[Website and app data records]

┄┄┄┄┄┄

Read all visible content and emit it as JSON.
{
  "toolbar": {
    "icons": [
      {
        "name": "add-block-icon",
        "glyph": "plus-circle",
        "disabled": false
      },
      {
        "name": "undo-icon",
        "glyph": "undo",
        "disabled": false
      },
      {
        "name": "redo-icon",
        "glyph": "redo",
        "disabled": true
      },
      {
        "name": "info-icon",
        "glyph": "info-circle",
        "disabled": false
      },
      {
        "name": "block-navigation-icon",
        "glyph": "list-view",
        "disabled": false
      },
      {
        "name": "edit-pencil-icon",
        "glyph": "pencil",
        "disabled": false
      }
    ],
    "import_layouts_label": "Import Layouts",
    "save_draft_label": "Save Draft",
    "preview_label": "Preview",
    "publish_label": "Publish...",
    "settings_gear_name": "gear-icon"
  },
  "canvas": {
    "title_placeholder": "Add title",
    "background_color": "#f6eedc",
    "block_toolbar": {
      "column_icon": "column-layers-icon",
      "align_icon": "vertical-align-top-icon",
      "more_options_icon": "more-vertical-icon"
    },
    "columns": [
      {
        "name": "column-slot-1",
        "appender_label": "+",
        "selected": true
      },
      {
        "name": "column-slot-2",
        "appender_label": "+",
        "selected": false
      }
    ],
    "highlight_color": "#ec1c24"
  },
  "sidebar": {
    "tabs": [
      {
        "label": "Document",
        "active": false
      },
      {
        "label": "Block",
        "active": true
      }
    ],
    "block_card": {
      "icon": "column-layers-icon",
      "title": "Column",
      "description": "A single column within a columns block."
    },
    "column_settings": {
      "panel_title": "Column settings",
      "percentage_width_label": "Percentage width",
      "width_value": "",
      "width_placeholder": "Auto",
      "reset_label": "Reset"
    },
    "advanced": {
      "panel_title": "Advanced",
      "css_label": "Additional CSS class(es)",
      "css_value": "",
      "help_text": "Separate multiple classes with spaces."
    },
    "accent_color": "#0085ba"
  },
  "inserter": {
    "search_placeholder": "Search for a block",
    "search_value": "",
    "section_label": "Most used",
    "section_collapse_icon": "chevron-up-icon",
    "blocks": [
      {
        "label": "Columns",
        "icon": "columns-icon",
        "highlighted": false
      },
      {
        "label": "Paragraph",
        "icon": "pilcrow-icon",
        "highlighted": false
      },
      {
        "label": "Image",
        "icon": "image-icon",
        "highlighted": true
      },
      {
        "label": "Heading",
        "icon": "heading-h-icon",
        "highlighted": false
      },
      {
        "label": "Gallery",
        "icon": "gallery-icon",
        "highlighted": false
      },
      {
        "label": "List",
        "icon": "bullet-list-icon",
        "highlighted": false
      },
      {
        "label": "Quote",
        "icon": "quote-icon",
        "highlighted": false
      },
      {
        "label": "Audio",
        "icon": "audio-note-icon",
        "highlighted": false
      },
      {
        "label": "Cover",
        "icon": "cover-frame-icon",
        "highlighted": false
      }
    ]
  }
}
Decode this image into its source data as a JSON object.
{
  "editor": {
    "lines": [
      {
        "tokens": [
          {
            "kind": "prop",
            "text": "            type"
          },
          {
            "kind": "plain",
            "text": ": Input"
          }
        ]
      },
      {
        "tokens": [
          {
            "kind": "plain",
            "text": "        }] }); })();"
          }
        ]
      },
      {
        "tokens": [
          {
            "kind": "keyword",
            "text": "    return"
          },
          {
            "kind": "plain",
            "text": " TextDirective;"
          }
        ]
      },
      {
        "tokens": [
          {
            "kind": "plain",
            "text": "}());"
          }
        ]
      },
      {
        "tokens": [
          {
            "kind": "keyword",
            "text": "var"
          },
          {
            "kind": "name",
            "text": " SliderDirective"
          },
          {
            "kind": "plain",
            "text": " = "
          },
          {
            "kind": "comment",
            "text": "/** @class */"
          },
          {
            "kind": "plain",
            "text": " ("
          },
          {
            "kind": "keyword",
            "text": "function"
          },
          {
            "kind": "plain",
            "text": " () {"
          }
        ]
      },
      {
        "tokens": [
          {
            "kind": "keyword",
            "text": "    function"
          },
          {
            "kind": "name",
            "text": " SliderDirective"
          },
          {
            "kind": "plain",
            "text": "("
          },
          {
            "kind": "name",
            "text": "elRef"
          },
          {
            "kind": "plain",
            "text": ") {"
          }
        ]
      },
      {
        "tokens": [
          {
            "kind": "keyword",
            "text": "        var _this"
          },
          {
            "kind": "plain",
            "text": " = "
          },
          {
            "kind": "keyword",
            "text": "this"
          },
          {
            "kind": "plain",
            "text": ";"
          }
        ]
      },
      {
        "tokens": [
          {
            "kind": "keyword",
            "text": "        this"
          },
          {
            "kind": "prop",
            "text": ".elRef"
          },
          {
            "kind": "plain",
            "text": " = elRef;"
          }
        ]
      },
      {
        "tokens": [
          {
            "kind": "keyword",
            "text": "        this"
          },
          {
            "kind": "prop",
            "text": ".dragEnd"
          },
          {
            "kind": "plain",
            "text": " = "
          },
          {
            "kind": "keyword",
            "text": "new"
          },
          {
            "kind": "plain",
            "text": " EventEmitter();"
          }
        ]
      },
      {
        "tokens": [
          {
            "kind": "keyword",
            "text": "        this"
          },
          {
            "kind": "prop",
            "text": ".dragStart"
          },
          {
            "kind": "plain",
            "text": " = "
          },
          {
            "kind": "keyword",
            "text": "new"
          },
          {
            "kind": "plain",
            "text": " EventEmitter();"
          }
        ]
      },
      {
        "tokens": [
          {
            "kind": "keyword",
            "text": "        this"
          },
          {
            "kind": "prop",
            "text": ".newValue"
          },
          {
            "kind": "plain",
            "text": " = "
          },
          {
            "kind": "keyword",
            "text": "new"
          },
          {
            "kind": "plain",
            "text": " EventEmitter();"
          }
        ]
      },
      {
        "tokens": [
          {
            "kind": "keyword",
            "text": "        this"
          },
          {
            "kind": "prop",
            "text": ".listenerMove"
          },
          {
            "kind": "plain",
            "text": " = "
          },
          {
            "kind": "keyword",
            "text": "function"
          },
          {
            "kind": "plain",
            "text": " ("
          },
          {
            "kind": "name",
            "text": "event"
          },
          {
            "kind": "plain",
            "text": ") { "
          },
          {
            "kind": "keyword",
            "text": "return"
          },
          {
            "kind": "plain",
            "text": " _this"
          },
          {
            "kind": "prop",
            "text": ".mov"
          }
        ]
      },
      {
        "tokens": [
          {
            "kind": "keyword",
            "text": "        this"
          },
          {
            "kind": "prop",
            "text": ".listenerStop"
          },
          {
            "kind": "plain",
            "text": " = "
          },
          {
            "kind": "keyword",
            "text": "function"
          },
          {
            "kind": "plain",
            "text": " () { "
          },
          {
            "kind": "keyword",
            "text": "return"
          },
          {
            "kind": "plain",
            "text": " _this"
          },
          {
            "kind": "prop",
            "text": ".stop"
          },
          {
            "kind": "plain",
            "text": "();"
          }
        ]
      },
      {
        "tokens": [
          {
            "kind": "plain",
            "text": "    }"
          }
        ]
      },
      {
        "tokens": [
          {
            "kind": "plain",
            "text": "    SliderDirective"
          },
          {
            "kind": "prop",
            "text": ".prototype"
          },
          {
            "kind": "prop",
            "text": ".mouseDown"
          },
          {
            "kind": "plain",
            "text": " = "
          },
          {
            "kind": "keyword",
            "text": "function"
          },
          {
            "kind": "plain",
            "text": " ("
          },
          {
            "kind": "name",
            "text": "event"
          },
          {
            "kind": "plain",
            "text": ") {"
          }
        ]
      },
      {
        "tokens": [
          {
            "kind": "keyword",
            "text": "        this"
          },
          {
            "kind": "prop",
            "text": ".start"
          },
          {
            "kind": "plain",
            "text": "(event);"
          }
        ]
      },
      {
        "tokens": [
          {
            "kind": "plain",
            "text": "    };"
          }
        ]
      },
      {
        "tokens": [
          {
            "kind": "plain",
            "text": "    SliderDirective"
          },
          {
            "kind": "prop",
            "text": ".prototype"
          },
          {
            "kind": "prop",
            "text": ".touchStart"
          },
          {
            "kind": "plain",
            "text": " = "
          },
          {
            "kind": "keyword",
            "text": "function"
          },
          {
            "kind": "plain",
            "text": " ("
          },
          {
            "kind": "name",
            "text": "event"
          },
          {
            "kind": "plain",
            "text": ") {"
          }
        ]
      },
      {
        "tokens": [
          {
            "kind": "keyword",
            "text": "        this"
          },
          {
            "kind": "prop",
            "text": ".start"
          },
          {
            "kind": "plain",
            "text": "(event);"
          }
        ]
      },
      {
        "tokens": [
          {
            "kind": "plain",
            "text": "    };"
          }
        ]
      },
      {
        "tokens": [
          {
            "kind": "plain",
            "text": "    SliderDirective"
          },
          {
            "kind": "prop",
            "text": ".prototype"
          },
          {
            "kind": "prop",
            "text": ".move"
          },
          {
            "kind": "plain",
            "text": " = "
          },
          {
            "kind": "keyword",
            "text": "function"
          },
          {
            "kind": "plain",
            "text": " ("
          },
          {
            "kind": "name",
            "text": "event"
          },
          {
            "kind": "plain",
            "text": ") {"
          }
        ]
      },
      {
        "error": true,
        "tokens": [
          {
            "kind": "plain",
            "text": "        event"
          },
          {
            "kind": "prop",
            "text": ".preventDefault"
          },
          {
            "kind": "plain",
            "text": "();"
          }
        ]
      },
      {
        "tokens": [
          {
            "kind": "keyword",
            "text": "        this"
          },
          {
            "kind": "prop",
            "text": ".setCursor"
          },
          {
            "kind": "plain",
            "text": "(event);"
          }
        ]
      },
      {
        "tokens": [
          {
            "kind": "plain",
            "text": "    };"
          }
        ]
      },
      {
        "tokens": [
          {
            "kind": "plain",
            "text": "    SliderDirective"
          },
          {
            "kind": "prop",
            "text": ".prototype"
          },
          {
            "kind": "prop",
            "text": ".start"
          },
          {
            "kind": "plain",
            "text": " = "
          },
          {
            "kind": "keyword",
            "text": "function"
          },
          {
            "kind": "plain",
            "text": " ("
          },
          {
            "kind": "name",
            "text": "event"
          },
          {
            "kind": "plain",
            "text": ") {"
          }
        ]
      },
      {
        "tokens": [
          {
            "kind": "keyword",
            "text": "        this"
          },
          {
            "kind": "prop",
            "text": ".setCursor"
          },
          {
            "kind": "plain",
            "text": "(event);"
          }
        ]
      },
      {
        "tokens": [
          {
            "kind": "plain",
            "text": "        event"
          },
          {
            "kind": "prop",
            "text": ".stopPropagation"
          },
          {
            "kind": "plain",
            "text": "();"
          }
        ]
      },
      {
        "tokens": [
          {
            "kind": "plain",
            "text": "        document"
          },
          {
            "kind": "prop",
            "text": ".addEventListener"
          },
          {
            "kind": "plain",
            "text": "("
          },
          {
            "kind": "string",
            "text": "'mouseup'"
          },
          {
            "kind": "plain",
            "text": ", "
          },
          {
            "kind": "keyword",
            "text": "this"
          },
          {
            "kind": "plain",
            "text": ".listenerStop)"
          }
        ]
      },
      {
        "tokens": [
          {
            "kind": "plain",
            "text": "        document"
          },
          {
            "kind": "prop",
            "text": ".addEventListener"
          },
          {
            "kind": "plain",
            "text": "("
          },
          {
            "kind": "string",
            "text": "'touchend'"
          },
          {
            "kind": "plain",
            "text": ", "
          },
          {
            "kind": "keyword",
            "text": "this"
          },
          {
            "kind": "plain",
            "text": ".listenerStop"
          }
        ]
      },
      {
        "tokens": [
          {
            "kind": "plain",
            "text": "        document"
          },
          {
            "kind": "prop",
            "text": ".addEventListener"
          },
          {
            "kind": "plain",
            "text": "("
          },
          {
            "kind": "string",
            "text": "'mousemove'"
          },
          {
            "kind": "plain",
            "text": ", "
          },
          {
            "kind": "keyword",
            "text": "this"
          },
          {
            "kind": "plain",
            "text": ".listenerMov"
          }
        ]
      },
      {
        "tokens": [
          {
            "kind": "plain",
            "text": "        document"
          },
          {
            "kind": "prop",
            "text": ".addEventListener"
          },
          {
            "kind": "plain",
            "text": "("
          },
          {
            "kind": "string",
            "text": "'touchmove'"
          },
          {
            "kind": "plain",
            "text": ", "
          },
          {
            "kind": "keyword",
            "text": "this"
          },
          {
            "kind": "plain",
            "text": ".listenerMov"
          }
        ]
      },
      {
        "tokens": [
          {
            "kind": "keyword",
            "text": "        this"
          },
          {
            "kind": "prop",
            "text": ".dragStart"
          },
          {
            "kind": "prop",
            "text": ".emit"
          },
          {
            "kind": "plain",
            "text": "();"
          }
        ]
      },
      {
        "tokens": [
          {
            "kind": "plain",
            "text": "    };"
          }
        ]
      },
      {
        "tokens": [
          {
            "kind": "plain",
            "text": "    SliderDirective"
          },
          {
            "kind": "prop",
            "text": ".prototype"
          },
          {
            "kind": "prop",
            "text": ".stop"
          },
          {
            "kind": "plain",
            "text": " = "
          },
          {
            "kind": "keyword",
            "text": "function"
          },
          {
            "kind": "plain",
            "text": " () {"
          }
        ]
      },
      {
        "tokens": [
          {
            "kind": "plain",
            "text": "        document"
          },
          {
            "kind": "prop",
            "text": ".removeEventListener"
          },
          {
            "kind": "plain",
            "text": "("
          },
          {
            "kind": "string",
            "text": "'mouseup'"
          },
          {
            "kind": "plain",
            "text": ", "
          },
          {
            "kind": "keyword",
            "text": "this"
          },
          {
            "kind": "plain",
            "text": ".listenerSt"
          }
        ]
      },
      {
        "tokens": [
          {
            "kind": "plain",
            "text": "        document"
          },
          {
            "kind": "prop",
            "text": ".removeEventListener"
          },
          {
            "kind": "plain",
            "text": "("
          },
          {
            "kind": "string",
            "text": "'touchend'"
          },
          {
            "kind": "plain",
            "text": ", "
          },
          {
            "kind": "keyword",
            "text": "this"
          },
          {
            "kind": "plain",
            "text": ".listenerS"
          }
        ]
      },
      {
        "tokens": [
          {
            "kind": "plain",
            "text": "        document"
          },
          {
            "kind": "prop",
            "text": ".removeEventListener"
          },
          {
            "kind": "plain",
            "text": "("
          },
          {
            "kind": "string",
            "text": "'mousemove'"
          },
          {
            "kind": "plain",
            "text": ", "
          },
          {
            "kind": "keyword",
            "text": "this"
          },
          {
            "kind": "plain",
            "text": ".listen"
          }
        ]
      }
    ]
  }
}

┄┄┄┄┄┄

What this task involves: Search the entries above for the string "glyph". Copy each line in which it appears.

Written response:
        "glyph": "plus-circle",
        "glyph": "undo",
        "glyph": "redo",
        "glyph": "info-circle",
        "glyph": "list-view",
        "glyph": "pencil",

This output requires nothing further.